WHY AM I BLACK?
To be born black and of black parents was my first gift of nature. Many are times when the question “why are you black?” has been thrown at me, sometimes leaving me speechless. At first, I thought I was born black because my ancestors were black, my country men are black and so on. Yet I have discovered that there is a purpose in my being black, where black signifies the color of my skin as referred to by the world.
I don’t know about you, but my world defines black as a relative of evil. From black mail to black list, black is not a good thing, no. So my sisters from another mother don’t want to be associated with black, they bleach their skin to look “not black” though they remain black as far as race is concerned. Black is beautiful, and handsome too. I have seen nothing as good as black. A melanin strong enough to withstand the scorching sun. Coming to think of it, I’m advantaged. There’s nothing to regret about being black, thank God I’m black.

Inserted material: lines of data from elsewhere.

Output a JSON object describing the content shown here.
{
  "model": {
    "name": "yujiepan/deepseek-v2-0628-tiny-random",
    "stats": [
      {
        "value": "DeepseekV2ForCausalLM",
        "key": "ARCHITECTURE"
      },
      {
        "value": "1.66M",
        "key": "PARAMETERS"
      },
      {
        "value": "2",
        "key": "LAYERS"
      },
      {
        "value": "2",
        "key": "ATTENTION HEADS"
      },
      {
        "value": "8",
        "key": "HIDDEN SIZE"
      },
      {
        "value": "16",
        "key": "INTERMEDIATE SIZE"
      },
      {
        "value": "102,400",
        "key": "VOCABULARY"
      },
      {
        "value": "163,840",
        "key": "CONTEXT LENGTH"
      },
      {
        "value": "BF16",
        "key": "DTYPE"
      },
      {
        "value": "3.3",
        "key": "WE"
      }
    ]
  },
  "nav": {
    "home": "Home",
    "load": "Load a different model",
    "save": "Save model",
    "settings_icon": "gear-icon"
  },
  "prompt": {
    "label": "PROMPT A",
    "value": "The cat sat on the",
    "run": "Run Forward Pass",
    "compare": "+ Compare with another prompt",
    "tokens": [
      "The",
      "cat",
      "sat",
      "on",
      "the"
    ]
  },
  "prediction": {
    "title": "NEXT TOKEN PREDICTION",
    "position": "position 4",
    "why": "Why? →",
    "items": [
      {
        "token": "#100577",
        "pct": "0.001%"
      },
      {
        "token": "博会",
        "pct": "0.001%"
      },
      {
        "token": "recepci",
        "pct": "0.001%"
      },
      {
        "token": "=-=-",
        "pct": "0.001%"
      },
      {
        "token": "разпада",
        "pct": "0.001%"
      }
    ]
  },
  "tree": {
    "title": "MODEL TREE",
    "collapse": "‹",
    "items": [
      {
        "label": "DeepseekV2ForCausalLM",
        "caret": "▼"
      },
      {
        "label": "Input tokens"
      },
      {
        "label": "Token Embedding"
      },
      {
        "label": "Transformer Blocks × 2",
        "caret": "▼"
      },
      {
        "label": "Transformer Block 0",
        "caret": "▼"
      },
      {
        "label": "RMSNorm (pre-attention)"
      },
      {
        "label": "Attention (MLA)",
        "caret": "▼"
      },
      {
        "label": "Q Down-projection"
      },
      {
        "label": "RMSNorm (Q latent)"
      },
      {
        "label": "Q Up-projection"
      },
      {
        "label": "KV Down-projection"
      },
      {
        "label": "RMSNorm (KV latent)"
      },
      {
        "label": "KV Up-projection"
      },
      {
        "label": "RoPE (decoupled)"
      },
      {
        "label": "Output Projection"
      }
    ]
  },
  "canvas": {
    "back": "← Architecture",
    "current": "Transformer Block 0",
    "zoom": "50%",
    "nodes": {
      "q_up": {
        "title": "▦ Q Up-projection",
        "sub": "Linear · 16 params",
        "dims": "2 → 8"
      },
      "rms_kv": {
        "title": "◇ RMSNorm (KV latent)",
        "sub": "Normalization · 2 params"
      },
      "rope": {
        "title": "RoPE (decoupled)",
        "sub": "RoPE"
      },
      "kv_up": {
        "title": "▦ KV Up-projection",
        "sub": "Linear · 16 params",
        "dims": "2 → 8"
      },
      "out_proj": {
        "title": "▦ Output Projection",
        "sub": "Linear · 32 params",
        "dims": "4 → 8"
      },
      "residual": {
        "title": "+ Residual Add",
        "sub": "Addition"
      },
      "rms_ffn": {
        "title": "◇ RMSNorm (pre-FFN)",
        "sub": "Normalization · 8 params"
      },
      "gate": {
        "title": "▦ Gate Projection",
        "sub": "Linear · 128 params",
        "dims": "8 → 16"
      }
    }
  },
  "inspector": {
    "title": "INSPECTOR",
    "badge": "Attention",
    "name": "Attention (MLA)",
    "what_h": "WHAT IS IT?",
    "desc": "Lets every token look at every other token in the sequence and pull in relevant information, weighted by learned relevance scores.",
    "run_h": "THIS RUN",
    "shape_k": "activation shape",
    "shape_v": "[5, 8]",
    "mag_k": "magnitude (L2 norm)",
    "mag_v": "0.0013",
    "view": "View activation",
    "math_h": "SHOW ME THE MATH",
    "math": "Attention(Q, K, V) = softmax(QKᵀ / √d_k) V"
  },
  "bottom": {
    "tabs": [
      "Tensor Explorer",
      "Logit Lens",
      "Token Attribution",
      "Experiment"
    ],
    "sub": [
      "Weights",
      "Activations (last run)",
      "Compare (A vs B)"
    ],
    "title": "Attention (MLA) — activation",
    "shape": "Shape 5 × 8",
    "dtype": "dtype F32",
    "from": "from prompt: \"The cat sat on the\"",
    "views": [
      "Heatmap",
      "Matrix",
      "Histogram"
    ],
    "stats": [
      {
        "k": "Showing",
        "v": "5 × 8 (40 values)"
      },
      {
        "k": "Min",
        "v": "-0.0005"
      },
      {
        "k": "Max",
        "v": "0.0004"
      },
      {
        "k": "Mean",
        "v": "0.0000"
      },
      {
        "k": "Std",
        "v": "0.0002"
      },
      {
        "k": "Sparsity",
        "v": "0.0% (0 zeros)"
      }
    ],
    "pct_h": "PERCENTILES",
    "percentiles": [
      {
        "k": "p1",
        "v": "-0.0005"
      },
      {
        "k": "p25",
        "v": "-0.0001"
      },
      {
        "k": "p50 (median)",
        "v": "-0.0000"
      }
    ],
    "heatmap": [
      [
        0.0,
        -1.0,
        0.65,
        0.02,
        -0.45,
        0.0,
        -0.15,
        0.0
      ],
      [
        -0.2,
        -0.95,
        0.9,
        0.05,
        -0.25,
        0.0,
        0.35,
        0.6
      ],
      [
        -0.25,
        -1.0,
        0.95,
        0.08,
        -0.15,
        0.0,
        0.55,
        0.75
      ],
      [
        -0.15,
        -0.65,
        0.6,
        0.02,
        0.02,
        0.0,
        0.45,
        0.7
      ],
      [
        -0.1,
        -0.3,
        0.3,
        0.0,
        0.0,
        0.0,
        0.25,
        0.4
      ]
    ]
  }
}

The first purpose of my being black is to change the world’s definition of a black man. The color of my skin has nothing to do with my capabilities. If I can, I can. From Martin Luther King to Nelson Mandela, name them all and those yet to come, it is evident that there’s nothing impossible for a black man to achieve. The world I live in associates the black man with failure, I’m black to bring the point home. Success favors no man because of their origin, everyone will reap what they sow . Life knows no skin either, it happens to us all.
I am the definition of beauty. My world has its own standards of defining beauty, making my siblings feel lesser because they are black. To define beauty from the content of a person’s skin is shallow, let alone from physical appearance. Beauty is what lies within, after what is without looses all its form.
There is a degree of beauty in each and every person, only if we look out for more than what meets the eye.
So why am I black anyway? I am black to let the world know that being black is not a disability, neither is it an inability. It is all in-between the ears. I can dream, I can impact lives positively, I can change my world just like any other.
I’m proud of my race, it is the source of my grace.
-By Liz Ekakoro:Diaspora Messenger contributor